TASK REQUIREMENTS
Give the entries below again, word for word, and leave out the images.

PROVIDED DATA

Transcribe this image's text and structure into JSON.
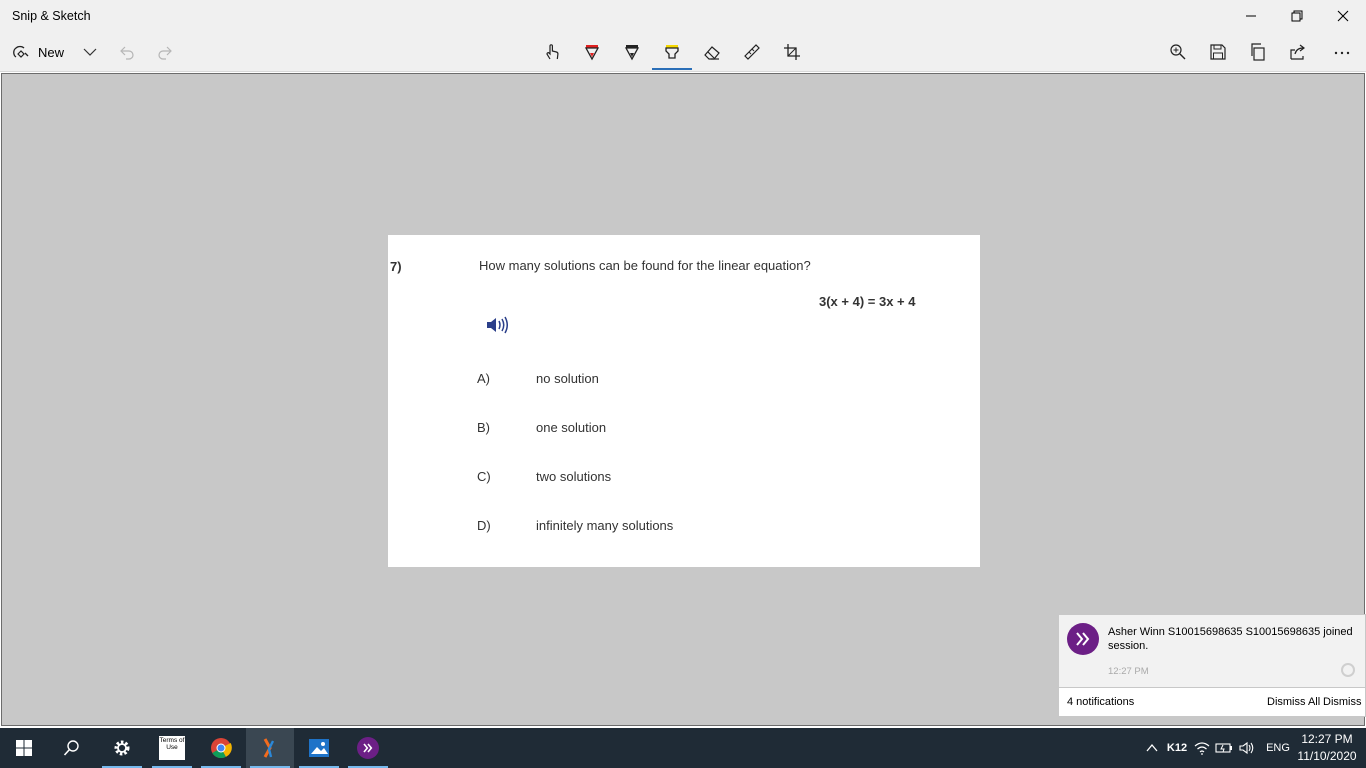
{
  "window": {
    "title": "Snip & Sketch",
    "minimize_icon": "minimize-icon",
    "restore_icon": "restore-icon",
    "close_icon": "close-icon"
  },
  "toolbar": {
    "new_label": "New",
    "tools": [
      "touch-writing-icon",
      "ballpoint-pen-icon",
      "pencil-icon",
      "highlighter-icon",
      "eraser-icon",
      "ruler-icon",
      "crop-icon"
    ],
    "active_tool": "highlighter-icon",
    "right_tools": [
      "zoom-icon",
      "save-icon",
      "copy-icon",
      "share-icon",
      "more-icon"
    ],
    "accent_color": "#2b6fb8"
  },
  "question": {
    "number": "7)",
    "text": "How many solutions can be found for the linear equation?",
    "equation": "3(x + 4) = 3x + 4",
    "options": [
      {
        "letter": "A)",
        "text": "no solution"
      },
      {
        "letter": "B)",
        "text": "one solution"
      },
      {
        "letter": "C)",
        "text": "two solutions"
      },
      {
        "letter": "D)",
        "text": "infinitely many solutions"
      }
    ]
  },
  "notification": {
    "message": "Asher Winn S10015698635 S10015698635 joined session.",
    "time": "12:27 PM",
    "count_label": "4 notifications",
    "dismiss_all_label": "Dismiss All",
    "dismiss_label": "Dismiss",
    "icon_color": "#6c1f86"
  },
  "taskbar": {
    "apps": [
      "start-icon",
      "search-icon",
      "settings-icon",
      "terms-of-use-icon",
      "chrome-icon",
      "snip-sketch-icon",
      "photos-icon",
      "classlink-icon"
    ],
    "terms_label": "Terms of Use",
    "tray_k12": "K12",
    "tray_lang": "ENG",
    "clock_time": "12:27 PM",
    "clock_date": "11/10/2020"
  }
}
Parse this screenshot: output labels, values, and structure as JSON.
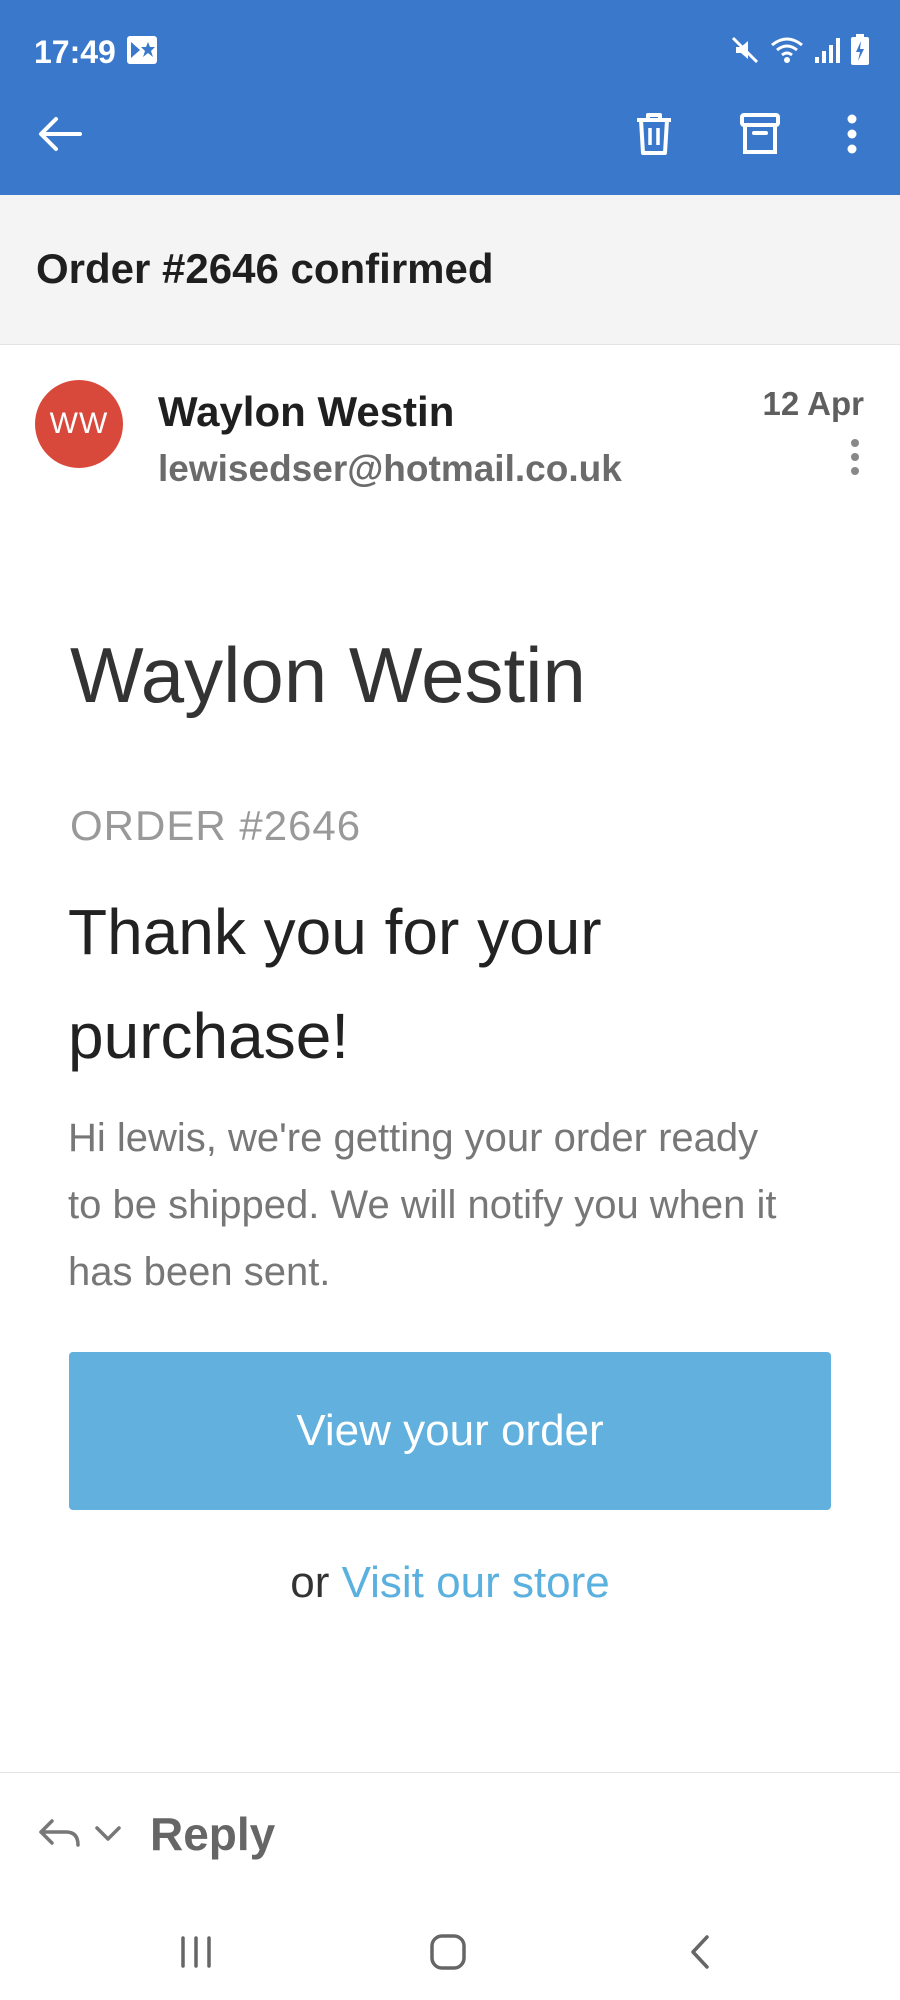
{
  "status_bar": {
    "time": "17:49"
  },
  "toolbar": {
    "back_icon": "arrow-left-icon",
    "delete_icon": "trash-icon",
    "archive_icon": "archive-icon",
    "more_icon": "vertical-dots-icon"
  },
  "email": {
    "subject": "Order #2646 confirmed",
    "sender": {
      "initials": "WW",
      "name": "Waylon Westin",
      "email": "lewisedser@hotmail.co.uk",
      "avatar_color": "#d8493c"
    },
    "date": "12 Apr",
    "body": {
      "shop_name": "Waylon Westin",
      "order_label": "ORDER #2646",
      "heading": "Thank you for your purchase!",
      "text": "Hi lewis, we're getting your order ready to be shipped. We will notify you when it has been sent.",
      "cta_label": "View your order",
      "alt_prefix": "or",
      "alt_link": "Visit our store"
    }
  },
  "reply_bar": {
    "label": "Reply"
  },
  "colors": {
    "appbar": "#3a78cc",
    "cta": "#61b0dd",
    "link": "#5ab0de"
  }
}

TASK ANSWER
Transcribe this image's text and structure into JSON.
{
  "window": {
    "title": "Snip & Sketch",
    "minimize_icon": "minimize-icon",
    "restore_icon": "restore-icon",
    "close_icon": "close-icon"
  },
  "toolbar": {
    "new_label": "New",
    "tools": [
      "touch-writing-icon",
      "ballpoint-pen-icon",
      "pencil-icon",
      "highlighter-icon",
      "eraser-icon",
      "ruler-icon",
      "crop-icon"
    ],
    "active_tool": "highlighter-icon",
    "right_tools": [
      "zoom-icon",
      "save-icon",
      "copy-icon",
      "share-icon",
      "more-icon"
    ],
    "accent_color": "#2b6fb8"
  },
  "question": {
    "number": "7)",
    "text": "How many solutions can be found for the linear equation?",
    "equation": "3(x + 4) = 3x + 4",
    "options": [
      {
        "letter": "A)",
        "text": "no solution"
      },
      {
        "letter": "B)",
        "text": "one solution"
      },
      {
        "letter": "C)",
        "text": "two solutions"
      },
      {
        "letter": "D)",
        "text": "infinitely many solutions"
      }
    ]
  },
  "notification": {
    "message": "Asher Winn S10015698635 S10015698635 joined session.",
    "time": "12:27 PM",
    "count_label": "4 notifications",
    "dismiss_all_label": "Dismiss All",
    "dismiss_label": "Dismiss",
    "icon_color": "#6c1f86"
  },
  "taskbar": {
    "apps": [
      "start-icon",
      "search-icon",
      "settings-icon",
      "terms-of-use-icon",
      "chrome-icon",
      "snip-sketch-icon",
      "photos-icon",
      "classlink-icon"
    ],
    "terms_label": "Terms of Use",
    "tray_k12": "K12",
    "tray_lang": "ENG",
    "clock_time": "12:27 PM",
    "clock_date": "11/10/2020"
  }
}
Parse this screenshot: output labels, values, and structure as JSON.
{
  "status_bar": {
    "time": "17:49"
  },
  "toolbar": {
    "back_icon": "arrow-left-icon",
    "delete_icon": "trash-icon",
    "archive_icon": "archive-icon",
    "more_icon": "vertical-dots-icon"
  },
  "email": {
    "subject": "Order #2646 confirmed",
    "sender": {
      "initials": "WW",
      "name": "Waylon Westin",
      "email": "lewisedser@hotmail.co.uk",
      "avatar_color": "#d8493c"
    },
    "date": "12 Apr",
    "body": {
      "shop_name": "Waylon Westin",
      "order_label": "ORDER #2646",
      "heading": "Thank you for your purchase!",
      "text": "Hi lewis, we're getting your order ready to be shipped. We will notify you when it has been sent.",
      "cta_label": "View your order",
      "alt_prefix": "or",
      "alt_link": "Visit our store"
    }
  },
  "reply_bar": {
    "label": "Reply"
  },
  "colors": {
    "appbar": "#3a78cc",
    "cta": "#61b0dd",
    "link": "#5ab0de"
  }
}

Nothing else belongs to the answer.